For my second TWIL post, I’m shifting my gaze from the political side of things, to the social aspect of both the 1950’s. More specifically, I’ll be focusing on the role of women, and how important they are to a household in both these time periods.
Transcript of Podcast
What does 11th century Scotland have in common with post WW2 America? How have women’s roles changed over the centuries? Why can’t men do their own laundry? Podcast time!
Women’s roles during WW2 and post WW2 were drastically different. After working in factories for years while the men were away, manufacturing munitions and the like for the war, women were expected to go back to being house wives. And for the most part, they did. Only one third of the workforce in America were women. The rest were conforming to the ‘American dream’. This American dream, of 2.5 kids, a house in the ‘burbs, dominated the media. Society demanded this idea, and people, as they do, conformed.
Women needed a husband, a house, somewhere to become this thing, this housewife. Men also needed a wife. Being a bachelor in the 1950’s was not a good idea.
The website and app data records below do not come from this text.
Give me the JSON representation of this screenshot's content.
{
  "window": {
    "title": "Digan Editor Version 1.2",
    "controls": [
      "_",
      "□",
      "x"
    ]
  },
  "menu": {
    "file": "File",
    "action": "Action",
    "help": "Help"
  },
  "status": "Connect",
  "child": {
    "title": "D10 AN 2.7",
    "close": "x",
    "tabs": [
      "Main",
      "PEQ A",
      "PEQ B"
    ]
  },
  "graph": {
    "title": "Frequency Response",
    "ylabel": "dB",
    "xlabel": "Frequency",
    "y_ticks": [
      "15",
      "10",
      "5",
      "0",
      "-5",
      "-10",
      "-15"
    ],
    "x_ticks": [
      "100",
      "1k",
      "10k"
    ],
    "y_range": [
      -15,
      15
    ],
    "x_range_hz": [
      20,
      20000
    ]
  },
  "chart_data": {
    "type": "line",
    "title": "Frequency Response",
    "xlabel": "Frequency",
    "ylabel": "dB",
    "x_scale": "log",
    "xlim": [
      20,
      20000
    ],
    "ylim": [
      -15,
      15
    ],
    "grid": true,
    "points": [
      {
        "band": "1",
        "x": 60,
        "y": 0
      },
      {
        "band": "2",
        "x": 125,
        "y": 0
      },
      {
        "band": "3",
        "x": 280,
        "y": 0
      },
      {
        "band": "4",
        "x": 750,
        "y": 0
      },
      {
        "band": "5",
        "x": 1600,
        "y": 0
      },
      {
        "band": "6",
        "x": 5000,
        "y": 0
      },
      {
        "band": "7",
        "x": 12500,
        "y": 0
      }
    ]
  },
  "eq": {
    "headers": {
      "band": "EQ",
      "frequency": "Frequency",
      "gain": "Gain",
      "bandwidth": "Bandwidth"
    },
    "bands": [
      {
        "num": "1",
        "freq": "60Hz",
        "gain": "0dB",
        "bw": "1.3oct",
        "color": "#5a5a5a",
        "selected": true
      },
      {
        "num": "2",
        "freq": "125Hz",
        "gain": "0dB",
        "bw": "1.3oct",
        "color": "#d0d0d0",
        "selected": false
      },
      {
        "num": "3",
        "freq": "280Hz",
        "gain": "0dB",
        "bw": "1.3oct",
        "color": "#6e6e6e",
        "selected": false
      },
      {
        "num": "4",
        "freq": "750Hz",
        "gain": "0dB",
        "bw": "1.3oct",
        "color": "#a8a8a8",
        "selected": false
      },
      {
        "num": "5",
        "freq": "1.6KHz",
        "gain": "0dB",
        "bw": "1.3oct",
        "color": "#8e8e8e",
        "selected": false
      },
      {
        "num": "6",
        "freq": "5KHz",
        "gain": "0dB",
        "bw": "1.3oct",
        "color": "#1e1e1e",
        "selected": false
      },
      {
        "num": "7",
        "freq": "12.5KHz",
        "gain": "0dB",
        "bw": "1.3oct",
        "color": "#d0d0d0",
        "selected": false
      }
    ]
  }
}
Being seen as a homosexual, at this time, was really bad. Whispers of communism were everywhere. By being someone who could be blackmailed into communism, you were at risk. So by obtaining a wife, this suspicion was gone. Of course, that’s just one reason they got married.
In this American dream, the housewife literally held the house together. Cooking, cleaning, all of this was extremely important for the ‘successful man’. She was the support of the house, the support of the success.
In Macbeth, Lady Macbeth really is that supporting wife. Macbeth sees her as an equal, calling her in the play ‘my dearest partner of greatness’. And yet, it is still her who prepares the house for the king, ordering the servants about in preparation for the occasion. In the 11th century, women had roles akin to the ones in the 16th century, as in the 20th. Lady Macbeth’s status brings her above many tasks, but she still runs the household.
Lady Macbeth is also the support behind her husband, driving him forward alongside his ambition. Without Lady Macbeth, Macbeth wouldn’t be where he is in act 3 of the play. She supported his ideas, was counsel before the plot, created the plan for the murder. At each step Macbeth took forward, Lady Macbeth was right there with him.
In both times, women were seen as the weaker sex, only capable of housework and the like. Lady Macbeth has to perform witchcraft, ‘unsex’ herself, to be able to perform the deed of killing Duncan. Women were the ‘innocent flower’ then, as they were in the 50’s. Though society moves forwards, some stereotypes move as well. In any case, both timelines need the support of the women, them, working behind the scenes, keeping everything together.
For this TWL, my artifact is a podcast. I brought this together using my GarageBand and sound skills we’ve been learning over the past couple years. Sound is one of my favourite mediums to work with, so this was a blast!